• _Exercise_
Check each line of the entries below for the word "Desktop", and copy out the ones that have it.

========

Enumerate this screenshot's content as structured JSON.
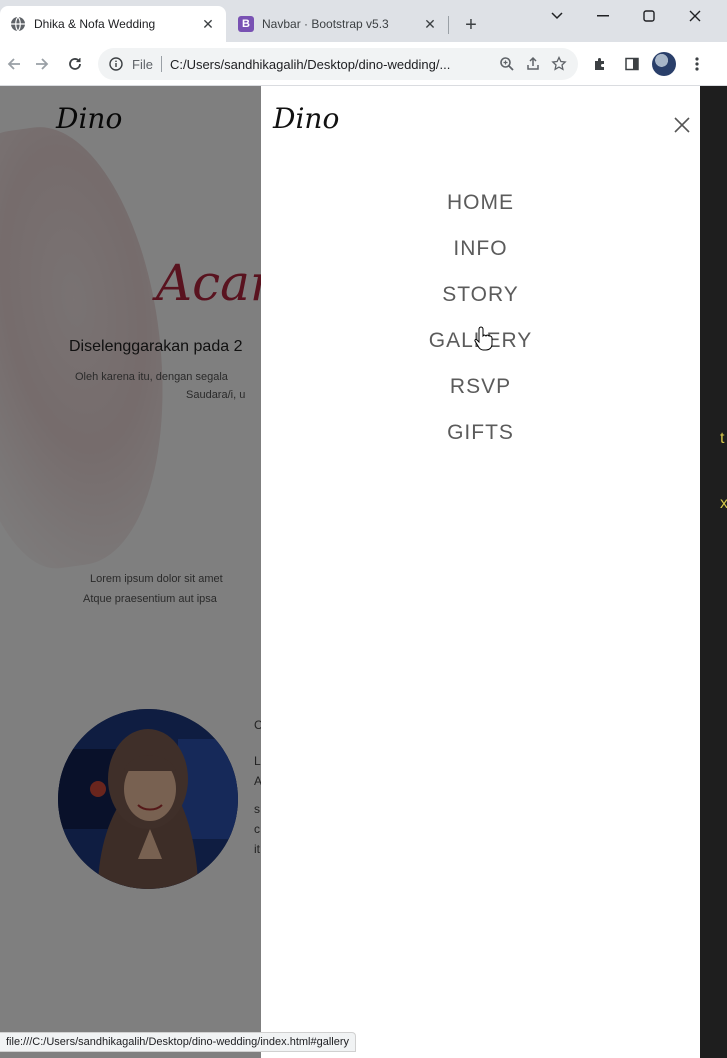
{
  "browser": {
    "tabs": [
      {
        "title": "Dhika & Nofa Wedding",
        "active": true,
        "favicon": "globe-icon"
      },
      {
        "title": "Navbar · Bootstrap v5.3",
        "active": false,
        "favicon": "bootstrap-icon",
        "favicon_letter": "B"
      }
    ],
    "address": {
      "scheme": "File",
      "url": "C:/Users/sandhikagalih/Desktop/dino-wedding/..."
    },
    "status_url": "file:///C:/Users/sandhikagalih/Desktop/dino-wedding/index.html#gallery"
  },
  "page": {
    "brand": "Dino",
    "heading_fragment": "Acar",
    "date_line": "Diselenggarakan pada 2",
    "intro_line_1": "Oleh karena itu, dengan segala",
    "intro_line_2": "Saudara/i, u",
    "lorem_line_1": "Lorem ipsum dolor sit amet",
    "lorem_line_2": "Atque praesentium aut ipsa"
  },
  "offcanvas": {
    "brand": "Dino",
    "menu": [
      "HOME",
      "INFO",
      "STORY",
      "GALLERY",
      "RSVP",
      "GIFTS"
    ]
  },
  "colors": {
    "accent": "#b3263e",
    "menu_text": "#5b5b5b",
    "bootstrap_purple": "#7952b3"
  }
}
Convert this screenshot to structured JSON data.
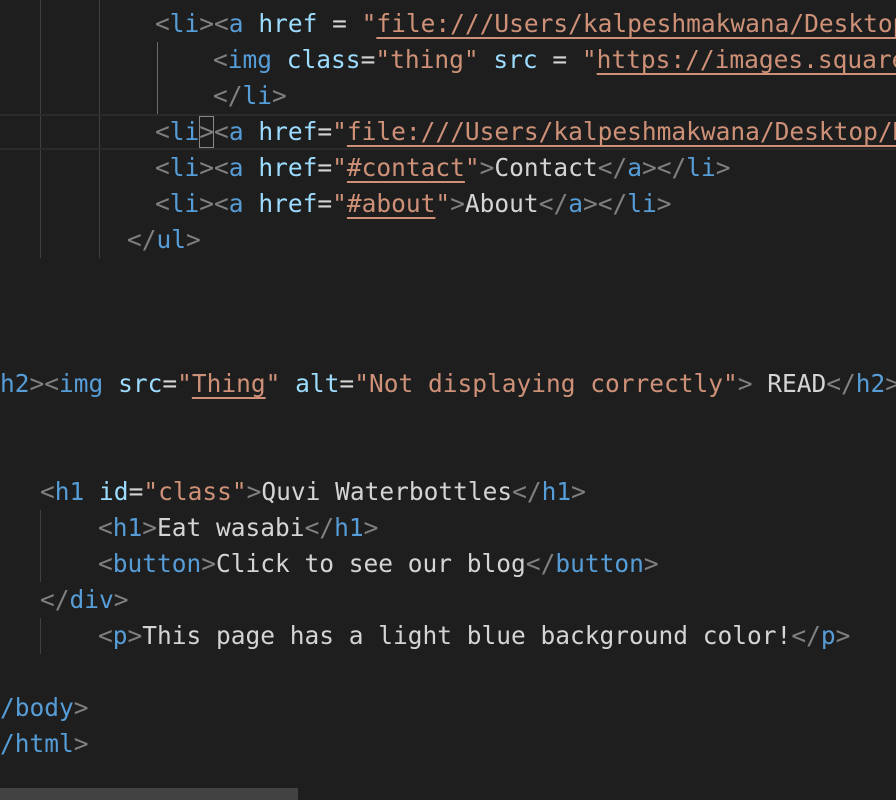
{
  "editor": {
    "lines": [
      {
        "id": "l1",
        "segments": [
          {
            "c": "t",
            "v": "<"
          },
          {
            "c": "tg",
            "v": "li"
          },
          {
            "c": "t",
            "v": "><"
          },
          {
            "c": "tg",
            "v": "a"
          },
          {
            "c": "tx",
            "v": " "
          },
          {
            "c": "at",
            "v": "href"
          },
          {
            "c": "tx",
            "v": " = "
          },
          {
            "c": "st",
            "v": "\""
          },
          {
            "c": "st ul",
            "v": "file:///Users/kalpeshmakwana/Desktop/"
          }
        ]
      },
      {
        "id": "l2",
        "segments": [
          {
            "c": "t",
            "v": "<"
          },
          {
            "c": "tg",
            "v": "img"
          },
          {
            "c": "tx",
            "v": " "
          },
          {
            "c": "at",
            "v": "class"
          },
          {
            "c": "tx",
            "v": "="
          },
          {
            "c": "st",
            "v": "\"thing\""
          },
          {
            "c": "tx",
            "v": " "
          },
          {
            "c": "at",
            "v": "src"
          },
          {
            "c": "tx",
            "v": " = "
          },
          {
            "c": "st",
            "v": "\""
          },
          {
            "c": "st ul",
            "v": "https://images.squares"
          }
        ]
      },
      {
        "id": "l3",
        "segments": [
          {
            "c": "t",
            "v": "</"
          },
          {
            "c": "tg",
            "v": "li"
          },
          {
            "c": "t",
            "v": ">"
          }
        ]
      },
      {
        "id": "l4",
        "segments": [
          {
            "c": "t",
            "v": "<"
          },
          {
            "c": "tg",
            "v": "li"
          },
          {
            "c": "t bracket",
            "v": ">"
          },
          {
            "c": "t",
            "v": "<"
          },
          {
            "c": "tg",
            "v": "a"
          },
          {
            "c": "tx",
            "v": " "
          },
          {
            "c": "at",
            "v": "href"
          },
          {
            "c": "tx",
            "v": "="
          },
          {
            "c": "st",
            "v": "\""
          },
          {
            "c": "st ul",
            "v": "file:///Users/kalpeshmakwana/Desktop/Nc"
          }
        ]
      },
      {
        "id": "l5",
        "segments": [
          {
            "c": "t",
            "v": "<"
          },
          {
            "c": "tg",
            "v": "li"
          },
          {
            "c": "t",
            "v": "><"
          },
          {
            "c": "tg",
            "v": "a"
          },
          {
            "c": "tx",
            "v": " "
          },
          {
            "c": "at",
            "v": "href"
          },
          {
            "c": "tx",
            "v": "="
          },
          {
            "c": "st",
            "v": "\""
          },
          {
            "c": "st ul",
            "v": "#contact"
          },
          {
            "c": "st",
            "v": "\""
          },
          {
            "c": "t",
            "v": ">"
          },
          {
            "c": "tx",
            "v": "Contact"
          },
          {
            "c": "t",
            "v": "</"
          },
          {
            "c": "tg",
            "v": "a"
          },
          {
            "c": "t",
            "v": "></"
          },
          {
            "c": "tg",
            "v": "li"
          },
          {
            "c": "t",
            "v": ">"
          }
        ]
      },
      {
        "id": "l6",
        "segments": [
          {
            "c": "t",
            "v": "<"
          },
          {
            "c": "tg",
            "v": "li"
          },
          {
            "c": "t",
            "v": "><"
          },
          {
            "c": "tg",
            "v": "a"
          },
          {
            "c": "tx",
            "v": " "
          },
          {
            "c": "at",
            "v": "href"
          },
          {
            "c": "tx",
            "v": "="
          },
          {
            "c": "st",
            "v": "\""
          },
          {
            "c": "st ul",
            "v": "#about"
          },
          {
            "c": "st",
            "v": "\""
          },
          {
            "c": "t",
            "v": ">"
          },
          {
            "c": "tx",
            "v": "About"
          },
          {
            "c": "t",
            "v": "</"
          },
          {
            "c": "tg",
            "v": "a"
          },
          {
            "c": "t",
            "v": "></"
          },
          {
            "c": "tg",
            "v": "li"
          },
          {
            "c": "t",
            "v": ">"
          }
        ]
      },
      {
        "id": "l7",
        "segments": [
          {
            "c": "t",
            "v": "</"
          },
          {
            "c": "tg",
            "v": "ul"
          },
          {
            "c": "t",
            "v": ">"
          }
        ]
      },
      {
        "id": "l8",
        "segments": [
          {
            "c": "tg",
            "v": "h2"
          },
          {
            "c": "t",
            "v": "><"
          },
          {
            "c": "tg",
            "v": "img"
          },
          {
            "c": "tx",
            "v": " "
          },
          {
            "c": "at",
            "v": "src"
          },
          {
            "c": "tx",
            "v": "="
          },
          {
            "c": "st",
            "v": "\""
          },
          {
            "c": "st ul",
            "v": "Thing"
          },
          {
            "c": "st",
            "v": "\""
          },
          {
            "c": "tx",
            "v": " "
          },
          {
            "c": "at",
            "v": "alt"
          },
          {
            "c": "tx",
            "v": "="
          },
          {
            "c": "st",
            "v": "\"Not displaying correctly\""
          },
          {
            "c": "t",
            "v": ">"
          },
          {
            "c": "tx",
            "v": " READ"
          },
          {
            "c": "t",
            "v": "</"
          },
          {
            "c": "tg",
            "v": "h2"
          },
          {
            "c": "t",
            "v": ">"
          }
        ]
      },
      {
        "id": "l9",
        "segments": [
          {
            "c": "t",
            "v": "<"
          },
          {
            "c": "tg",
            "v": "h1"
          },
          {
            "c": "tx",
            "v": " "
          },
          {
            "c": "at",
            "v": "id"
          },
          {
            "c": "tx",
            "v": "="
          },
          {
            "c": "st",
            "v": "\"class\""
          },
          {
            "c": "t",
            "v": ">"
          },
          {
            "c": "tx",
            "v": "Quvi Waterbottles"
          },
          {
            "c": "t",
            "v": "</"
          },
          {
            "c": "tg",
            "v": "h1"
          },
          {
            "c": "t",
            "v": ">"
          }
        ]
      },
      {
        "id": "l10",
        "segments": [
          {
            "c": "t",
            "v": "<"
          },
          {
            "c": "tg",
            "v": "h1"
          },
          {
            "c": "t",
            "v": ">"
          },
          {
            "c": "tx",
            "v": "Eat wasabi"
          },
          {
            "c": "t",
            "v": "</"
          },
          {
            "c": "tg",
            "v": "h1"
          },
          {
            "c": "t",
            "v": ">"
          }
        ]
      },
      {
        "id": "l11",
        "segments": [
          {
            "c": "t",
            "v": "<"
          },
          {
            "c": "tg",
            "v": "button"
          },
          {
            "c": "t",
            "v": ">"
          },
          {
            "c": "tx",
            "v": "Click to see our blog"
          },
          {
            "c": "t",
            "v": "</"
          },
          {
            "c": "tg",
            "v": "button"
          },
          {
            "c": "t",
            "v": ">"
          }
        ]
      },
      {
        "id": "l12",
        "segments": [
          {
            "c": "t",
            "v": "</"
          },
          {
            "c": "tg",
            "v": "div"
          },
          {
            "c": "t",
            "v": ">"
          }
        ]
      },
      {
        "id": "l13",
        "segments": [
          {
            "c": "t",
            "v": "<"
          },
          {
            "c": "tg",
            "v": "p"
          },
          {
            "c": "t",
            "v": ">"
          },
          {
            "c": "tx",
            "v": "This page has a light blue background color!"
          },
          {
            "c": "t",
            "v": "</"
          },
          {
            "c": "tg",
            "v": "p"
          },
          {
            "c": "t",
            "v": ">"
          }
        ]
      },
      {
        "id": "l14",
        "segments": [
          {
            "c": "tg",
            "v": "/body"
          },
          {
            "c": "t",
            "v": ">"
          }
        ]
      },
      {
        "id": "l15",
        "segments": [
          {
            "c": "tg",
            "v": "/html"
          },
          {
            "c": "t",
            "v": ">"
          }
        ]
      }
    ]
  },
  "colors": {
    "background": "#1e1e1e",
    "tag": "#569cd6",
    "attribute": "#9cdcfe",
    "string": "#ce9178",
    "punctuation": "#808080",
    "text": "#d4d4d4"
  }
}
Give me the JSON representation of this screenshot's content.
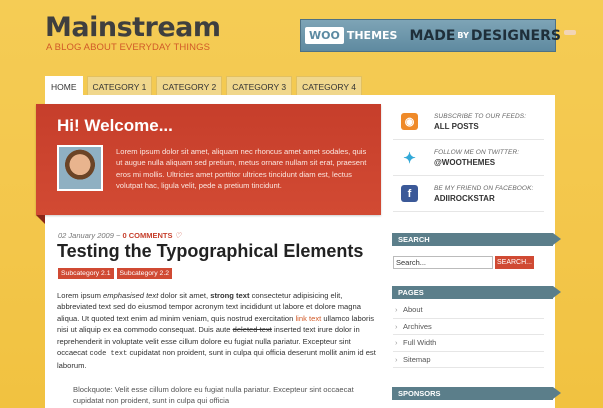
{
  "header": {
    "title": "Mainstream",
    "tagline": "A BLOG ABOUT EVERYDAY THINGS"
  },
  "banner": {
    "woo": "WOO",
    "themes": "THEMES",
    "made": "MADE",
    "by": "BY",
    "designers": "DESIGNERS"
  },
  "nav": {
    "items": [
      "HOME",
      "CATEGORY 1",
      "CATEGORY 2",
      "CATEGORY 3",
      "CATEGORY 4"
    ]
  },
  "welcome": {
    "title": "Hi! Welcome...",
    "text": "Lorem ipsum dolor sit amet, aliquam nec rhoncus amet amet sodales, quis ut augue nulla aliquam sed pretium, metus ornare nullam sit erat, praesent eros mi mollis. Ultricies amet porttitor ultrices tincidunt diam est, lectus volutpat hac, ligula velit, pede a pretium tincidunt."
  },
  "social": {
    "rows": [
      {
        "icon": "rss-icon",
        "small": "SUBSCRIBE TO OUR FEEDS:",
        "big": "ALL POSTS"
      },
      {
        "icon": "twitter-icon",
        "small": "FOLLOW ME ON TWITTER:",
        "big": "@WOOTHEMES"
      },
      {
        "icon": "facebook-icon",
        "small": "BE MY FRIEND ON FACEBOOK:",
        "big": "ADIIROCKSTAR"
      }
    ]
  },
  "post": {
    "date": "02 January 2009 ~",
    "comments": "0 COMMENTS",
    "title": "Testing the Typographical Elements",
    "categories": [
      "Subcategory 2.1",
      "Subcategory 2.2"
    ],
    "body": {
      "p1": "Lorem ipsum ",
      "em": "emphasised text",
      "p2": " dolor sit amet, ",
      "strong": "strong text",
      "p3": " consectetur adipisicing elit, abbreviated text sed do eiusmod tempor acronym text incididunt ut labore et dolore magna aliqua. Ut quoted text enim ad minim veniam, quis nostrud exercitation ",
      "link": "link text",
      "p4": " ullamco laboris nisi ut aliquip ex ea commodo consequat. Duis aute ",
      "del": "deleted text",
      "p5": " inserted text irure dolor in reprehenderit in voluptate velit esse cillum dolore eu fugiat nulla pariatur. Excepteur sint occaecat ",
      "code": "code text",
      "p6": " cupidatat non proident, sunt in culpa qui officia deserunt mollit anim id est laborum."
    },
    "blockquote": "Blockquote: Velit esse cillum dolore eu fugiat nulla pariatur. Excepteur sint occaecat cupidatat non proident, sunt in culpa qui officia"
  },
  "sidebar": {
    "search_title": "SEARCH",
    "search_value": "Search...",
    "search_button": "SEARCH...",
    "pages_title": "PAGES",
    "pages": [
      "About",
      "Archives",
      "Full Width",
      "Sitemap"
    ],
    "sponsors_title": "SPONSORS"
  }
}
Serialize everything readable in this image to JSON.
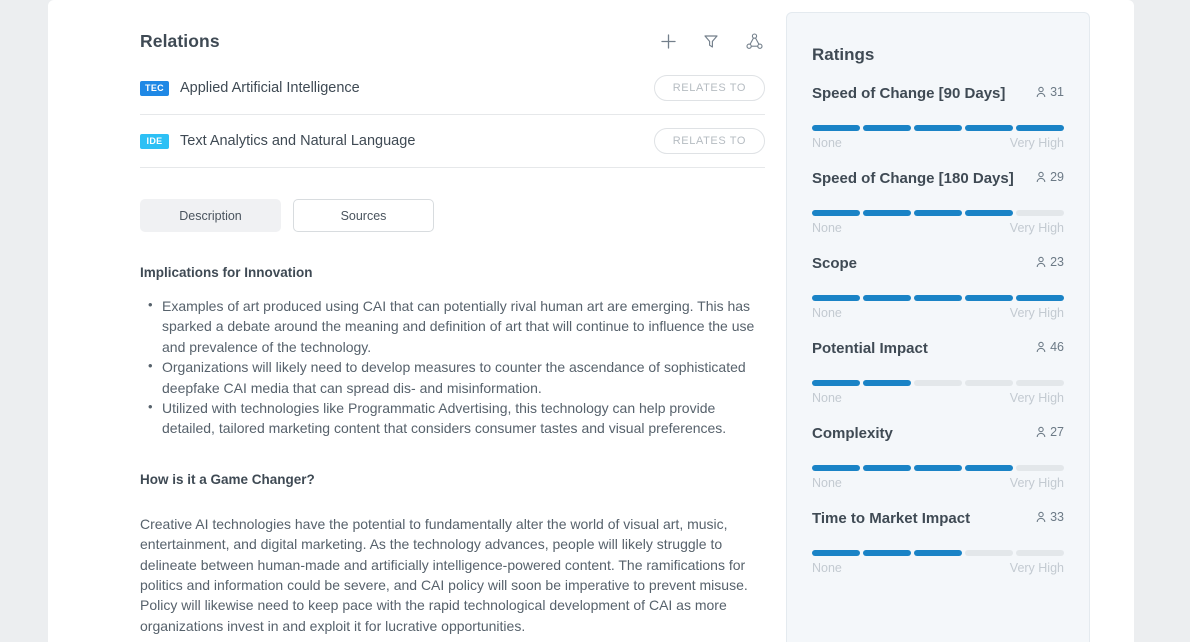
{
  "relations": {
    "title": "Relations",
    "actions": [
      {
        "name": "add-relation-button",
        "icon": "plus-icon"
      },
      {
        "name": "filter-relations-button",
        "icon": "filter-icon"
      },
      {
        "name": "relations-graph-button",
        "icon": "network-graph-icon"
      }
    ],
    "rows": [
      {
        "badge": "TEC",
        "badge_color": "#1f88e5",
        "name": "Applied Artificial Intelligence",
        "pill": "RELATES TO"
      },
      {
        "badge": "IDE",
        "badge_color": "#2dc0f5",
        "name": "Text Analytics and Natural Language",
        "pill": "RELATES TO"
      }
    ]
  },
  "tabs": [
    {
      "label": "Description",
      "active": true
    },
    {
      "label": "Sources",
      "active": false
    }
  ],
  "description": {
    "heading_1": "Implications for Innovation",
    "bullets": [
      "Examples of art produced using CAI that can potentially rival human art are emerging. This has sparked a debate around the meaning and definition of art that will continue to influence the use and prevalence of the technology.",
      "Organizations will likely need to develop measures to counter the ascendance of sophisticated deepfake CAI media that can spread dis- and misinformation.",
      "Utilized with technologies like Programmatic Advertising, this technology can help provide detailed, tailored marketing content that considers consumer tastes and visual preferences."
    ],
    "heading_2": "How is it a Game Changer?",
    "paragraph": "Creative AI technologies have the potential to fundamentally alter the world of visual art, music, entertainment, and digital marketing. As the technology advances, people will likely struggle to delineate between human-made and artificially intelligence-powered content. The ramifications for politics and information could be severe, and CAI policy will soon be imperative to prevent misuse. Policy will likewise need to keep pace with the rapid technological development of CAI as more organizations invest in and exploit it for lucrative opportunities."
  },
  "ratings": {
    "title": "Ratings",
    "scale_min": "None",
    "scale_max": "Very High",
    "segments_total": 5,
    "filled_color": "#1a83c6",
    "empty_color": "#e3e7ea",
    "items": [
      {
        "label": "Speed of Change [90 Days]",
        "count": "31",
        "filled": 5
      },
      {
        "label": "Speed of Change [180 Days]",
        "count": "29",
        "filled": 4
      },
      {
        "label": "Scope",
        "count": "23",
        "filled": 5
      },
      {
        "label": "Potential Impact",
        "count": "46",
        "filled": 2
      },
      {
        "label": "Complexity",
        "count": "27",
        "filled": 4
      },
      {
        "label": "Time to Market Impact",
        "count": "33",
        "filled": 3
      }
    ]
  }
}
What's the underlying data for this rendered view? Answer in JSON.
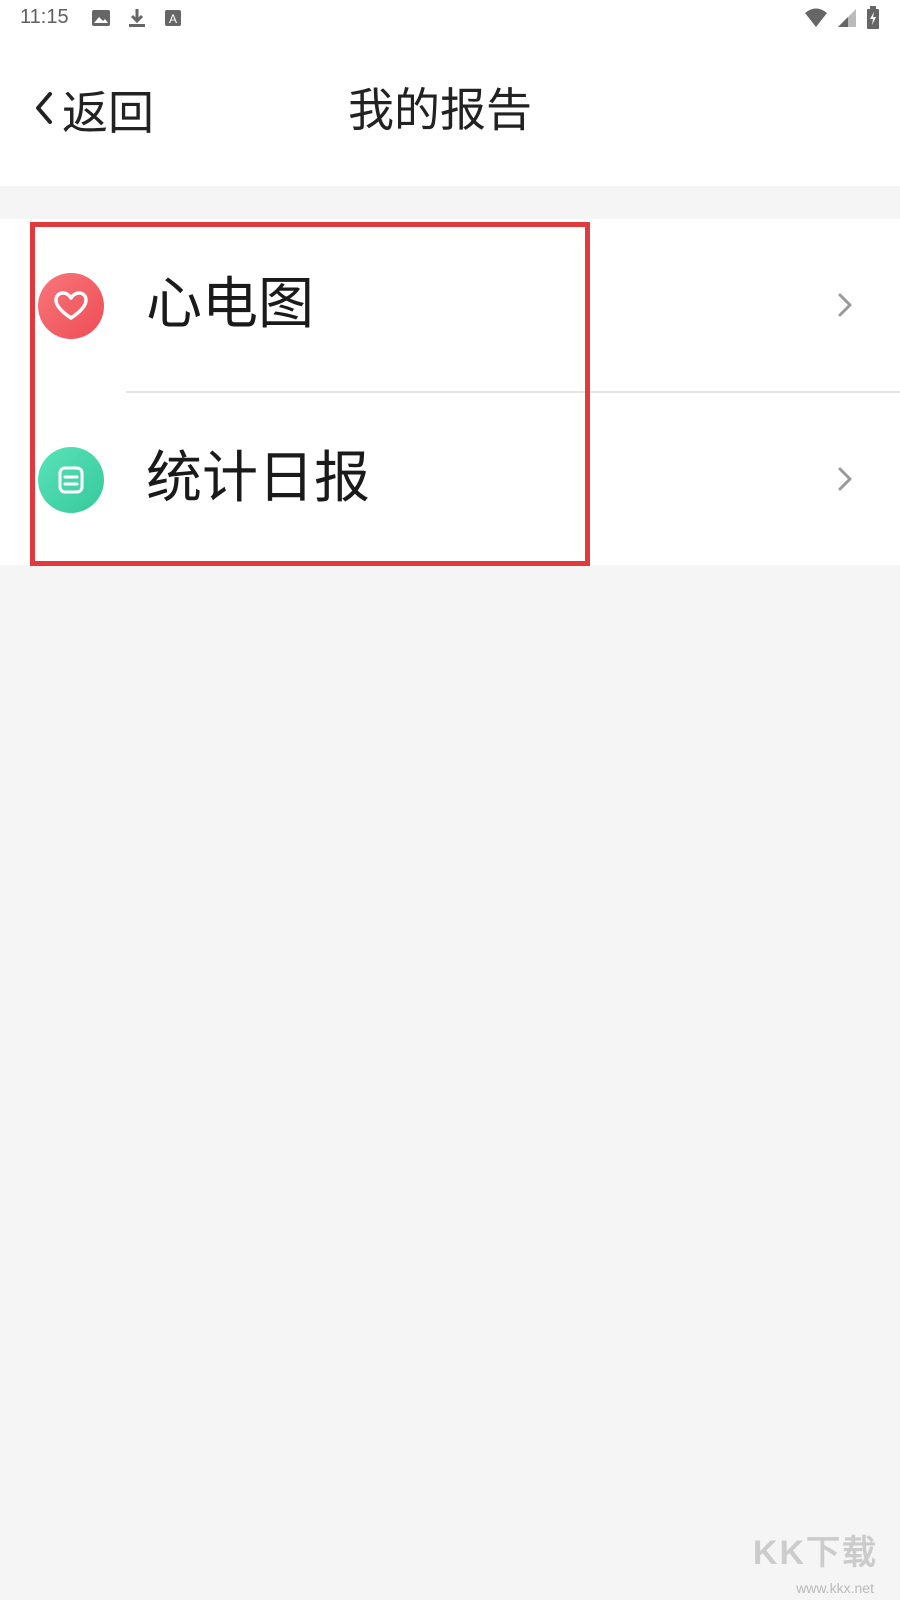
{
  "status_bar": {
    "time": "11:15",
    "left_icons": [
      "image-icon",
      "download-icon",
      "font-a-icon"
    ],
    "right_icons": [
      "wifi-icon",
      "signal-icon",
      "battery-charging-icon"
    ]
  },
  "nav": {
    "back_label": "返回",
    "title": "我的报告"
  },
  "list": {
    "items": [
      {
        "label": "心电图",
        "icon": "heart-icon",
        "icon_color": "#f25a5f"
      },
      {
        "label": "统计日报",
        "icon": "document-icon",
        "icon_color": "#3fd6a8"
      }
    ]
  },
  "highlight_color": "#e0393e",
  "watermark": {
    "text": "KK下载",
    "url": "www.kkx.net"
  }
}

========

• _Output of the task_
      "url": "C:/Users/sandhikagalih/Desktop/dino-wedding/..."
    "status_url": "file:///C:/Users/sandhikagalih/Desktop/dino-wedding/index.html#gallery"
            "v": "file:///Users/kalpeshmakwana/Desktop/"
            "v": "file:///Users/kalpeshmakwana/Desktop/Nc"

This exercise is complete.